Emphasizing that it has been known that chemicals cause mammary tumors in rodents, Rudel said that very few of these chemicals are studied in women. “We found that when we do have studies in people, animal evidence is consistent with the human evidence. We expect this, but the review is evidence that the chemicals that cause mammary tumors in rodents are the important ones to pay attention to in people, either by reducing exposure or conducting follow-up studies.”
The researchers identified 102 priority chemicals and consolidated them into what Rudel dubbed “17 chemical groups” that are similar based on properties or their exposure sources.
“For people who are conducting big studies looking at breast cancer in women, many of them have blood or urine samples from these women that have been stored. Now, we’ve produced measurement methods so they can say, ‘I have some people who may be exposed to these five chemicals’ and use a method to measure exposure to them in blood. It’s a toolkit for researchers.”

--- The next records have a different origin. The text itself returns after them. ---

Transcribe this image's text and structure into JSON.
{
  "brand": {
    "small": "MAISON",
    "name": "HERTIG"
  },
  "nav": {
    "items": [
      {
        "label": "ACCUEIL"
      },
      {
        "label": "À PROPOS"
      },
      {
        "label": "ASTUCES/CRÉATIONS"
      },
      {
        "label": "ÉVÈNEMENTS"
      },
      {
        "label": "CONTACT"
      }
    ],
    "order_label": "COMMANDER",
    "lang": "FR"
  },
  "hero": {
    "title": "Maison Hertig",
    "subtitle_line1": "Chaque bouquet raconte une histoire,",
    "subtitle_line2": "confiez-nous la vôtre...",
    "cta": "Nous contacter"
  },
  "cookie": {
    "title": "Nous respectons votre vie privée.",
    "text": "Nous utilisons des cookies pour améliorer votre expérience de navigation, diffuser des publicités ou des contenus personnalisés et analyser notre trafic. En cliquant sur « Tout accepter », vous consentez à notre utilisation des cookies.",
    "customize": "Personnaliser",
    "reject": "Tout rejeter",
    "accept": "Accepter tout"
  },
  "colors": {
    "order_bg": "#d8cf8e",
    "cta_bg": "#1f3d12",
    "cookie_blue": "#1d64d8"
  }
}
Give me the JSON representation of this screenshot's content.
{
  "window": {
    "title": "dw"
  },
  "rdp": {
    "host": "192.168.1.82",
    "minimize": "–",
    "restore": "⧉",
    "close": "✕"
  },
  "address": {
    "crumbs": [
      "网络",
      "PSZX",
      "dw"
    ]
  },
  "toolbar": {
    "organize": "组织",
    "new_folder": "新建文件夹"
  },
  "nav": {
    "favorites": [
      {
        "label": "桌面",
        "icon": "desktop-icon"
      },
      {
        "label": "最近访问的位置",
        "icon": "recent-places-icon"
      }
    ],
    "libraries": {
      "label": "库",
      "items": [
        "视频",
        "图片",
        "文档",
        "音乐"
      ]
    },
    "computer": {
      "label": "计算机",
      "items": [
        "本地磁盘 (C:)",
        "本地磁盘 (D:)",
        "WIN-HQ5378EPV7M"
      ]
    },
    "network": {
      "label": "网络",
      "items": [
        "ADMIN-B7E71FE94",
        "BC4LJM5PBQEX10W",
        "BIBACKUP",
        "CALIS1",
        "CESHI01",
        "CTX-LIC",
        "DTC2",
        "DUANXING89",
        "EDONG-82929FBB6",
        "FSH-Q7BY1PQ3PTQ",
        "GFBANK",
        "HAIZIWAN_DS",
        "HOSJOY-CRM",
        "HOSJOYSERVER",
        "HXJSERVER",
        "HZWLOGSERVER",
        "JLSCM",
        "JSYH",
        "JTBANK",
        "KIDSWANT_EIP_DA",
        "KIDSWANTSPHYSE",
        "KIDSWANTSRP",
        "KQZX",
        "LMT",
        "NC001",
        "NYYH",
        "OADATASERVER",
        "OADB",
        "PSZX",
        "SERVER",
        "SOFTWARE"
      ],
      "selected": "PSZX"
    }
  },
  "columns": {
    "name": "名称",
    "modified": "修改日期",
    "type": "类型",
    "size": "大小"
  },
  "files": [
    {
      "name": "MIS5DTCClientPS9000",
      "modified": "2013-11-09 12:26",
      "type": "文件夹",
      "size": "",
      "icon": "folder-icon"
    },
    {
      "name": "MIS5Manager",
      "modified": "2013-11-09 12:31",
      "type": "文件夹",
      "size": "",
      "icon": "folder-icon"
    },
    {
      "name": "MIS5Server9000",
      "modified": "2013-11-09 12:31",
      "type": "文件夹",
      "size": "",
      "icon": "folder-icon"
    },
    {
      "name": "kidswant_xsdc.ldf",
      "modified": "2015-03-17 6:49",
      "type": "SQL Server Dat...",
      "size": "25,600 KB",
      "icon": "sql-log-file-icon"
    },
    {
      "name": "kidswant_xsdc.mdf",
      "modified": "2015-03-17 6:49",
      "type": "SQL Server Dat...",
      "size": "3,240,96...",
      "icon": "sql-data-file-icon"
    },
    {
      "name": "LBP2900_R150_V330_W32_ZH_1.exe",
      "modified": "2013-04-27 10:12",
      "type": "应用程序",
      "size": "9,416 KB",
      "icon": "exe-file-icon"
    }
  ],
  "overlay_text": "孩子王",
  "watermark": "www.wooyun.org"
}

Rudel explained that the study’s findings are important for product manufacturers and retailers, as well as for policy makers. “It’s something to consider in terms of chemicals to avoid or minimize in products, or look for alternatives. For policy makers, it’s an opportunity to develop programs to limit exposures to these chemicals and to encourage safer alternatives,” she said.
She added that there are programs in the U.S. that are monitoring chemical exposures in the population: “This list and these tools of measurement methods can help direct programs to look for exposures that may be really important for breast cancer. Who is highly exposed, are there certain occupations, are there certain age groups, and certain parts of the country?”
The National Institutes of Health is expected to incorporate the study’s recommendations in its study of 50,000 women on the causes of breast cancer.
Julia Brody, Ph.D., study author and executive director at Silent Spring Institute, said in a press statement, “Every woman in America has been exposed to chemicals that may increase her risk of getting breast cancer. Unfortunately, the link between toxic chemicals and breast cancer has largely been ignored.”
She added that reducing chemical exposures could save many women’s lives. “When you talk to people about breast cancer prevention, chemical exposure often isn’t even on their radar. Studies that address toxic chemical exposure account for just a drop in the bucket of money spent on breast cancer,” she said.
- Reduce exposure to fumes from gasoline. Limit exposure to exhaust from diesel or other fuel combustion, for example, from vehicles or generators. Don’t idle your car. Use electric, instead of gas powered, lawn mowers, leaf blowers, and weed whackers.
- Use a ventilation fan when you cook and limit consumption of burned or charred food.
- Don’t buy furniture with polyurethane foam; or ask for foam not treated with flame retardants. California’s decision to repeal its requirement that foam in furniture be flame-resistant is expected to result in an increased availability of flame retardant-free furniture in the U.S.
- Avoid stain-resistant rugs, furniture, and fabrics.
- Use a dry cleaner who doesn’t use PERC or other solvents; ask for “wet cleaning.”
- Buy a solid carbon block drinking water filter.
- Reduce exposure to chemicals in house dust by removing shoes at the door, using a vacuum with a HEPA filter, and cleaning with wet rags and mops.